By Veronica Tinney and Jerome Paulson
Children breathe more air, drink more water and eat more food per unit of body weight than adults. Therefore, if a child’s air, water or food is contaminated with chemicals, children receive a larger dose per unit of body weight than would an adult in the same situation. The Toxic Substances Control Act (TSCA) has been unable to regulate chemicals effectively, and new chemical legislation must consider these key physiological differences.
TSCA, which became law in 1976, gives the Environmental Protection Agency (EPA) limited authority to regulate chemicals for safety. Its weaknesses include the fact that it grandfathered in more than 60,000 chemicals without requiring toxicity testing, and if EPA thinks a chemical needs to be restricted, the burden is on the agency to prove harm – not on the manufacturer to demonstrate safety. The proposed Chemical Safety Improvement Act (CSIA) would allow EPA to issue orders requiring testing of chemicals, and give EPA 90 days to review information on new chemicals before they go onto the market. Yet the CSIA, now with 25 bi-partisan sponsors, not only fails to reform chemical policy, but introduces legislation that may actually weaken protection of children from chemicals.
Prominent environmental organizations have both supported and opposed the CSIA, however the American Academy of Pediatrics has not endorsed the CSIA, based on its deficiencies in creating legislation that would better protect children from chemicals.
In assessing the ability of the new chemical legislation to adequately protect children from chemicals, the following are several of the contentious aspects of the proposed CSIA:
Safety Standard: Under the CSIA, the EPA would have to determine whether chemicals, under their intended use, meet a safety standard. The safety standard, different from the ultimate safety determination, is a standard that states chemicals must not have “unreasonable risk of harm to human health or the environment.” Although the CSIA states that the exposure of vulnerable populations and multiple exposures to a chemical must be considered, it does not mention children or other vulnerable populations in the safety standard. Aside from the omission of language protecting children, the CSIA includes cost-benefit analysis, similar to current TSCA legislation. Even if the EPA finds that the chemical does not meet the safety standard, the law allows for the chemical to have an acceptable amount of risk.
New and Old Chemicals: For new chemicals, companies would be required to give a 90 day notice of introduction into the market, in which the EPA would assess if the chemical is likely or unlikely to meet the safety standard, or requires more information. If a chemical is found to require more information, the EPA may allow for the chemical to be marketed until the EPA makes its final determination. In addressing the 85,000 plus chemicals already in commerce, the EPA will assess whether chemicals are a “high priority” or a “low priority” for safety determination, based on existing information. For the safety determinations of all chemicals, new and old, chemical companies would not be required to fund evaluations, and the burden would remain on the EPA.

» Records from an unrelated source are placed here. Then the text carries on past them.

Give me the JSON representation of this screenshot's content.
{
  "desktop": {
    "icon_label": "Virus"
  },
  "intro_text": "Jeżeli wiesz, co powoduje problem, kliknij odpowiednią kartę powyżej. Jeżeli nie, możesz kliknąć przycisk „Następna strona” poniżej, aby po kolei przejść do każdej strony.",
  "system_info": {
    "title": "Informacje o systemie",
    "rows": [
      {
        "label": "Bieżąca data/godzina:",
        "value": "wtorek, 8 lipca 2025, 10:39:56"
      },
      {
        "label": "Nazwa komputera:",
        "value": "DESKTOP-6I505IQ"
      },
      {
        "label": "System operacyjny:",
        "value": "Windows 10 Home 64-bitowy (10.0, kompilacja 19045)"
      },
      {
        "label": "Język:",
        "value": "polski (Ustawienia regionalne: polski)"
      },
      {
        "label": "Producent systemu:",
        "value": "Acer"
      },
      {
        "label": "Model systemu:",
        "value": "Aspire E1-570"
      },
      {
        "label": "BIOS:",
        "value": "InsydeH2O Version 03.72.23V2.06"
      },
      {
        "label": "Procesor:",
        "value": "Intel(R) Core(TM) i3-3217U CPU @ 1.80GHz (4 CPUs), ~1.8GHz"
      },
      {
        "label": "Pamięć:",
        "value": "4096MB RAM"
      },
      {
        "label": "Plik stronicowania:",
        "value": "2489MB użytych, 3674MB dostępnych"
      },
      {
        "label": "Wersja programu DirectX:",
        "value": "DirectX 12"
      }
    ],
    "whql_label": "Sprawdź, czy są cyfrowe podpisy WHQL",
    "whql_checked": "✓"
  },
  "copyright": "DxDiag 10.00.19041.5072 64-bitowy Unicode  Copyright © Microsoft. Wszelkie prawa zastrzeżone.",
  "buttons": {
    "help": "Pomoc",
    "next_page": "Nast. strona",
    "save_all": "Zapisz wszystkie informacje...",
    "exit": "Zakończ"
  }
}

State Preemption: In 2013, 29 states introduced chemical legislation, ranging from bans on Bisphenol A (BPA) in cash register receipts to bans on cadmium in jewelry. However, this type of state-level regulation of chemicals, including California’s Proposition 65, could be pre-empted by federal decisions on a chemical’s safety through the CSIA. Further, if the EPA were to find a chemical to not have “unreasonable risk,” chemical companies would be protected from civil action from persons injured by the chemical.
Without explicit protection of children and other vulnerable populations, we cannot assume that these populations will be considered when regulating chemicals. Though there is no doubt that existing legislation on chemicals must be reformed, currently the CSIA does not reflect any improvement in chemical policy.
Veronica Tinney, MPH
Jerome A Paulson, MD, FAAP
Child Health Advocacy Institute
Children’s National Medical Center
The views expressed in this blog post do not reflect the opinion of the Child Health Advocacy Institute or Children’s National Medical Center, and author affiliations are for identification purposes only.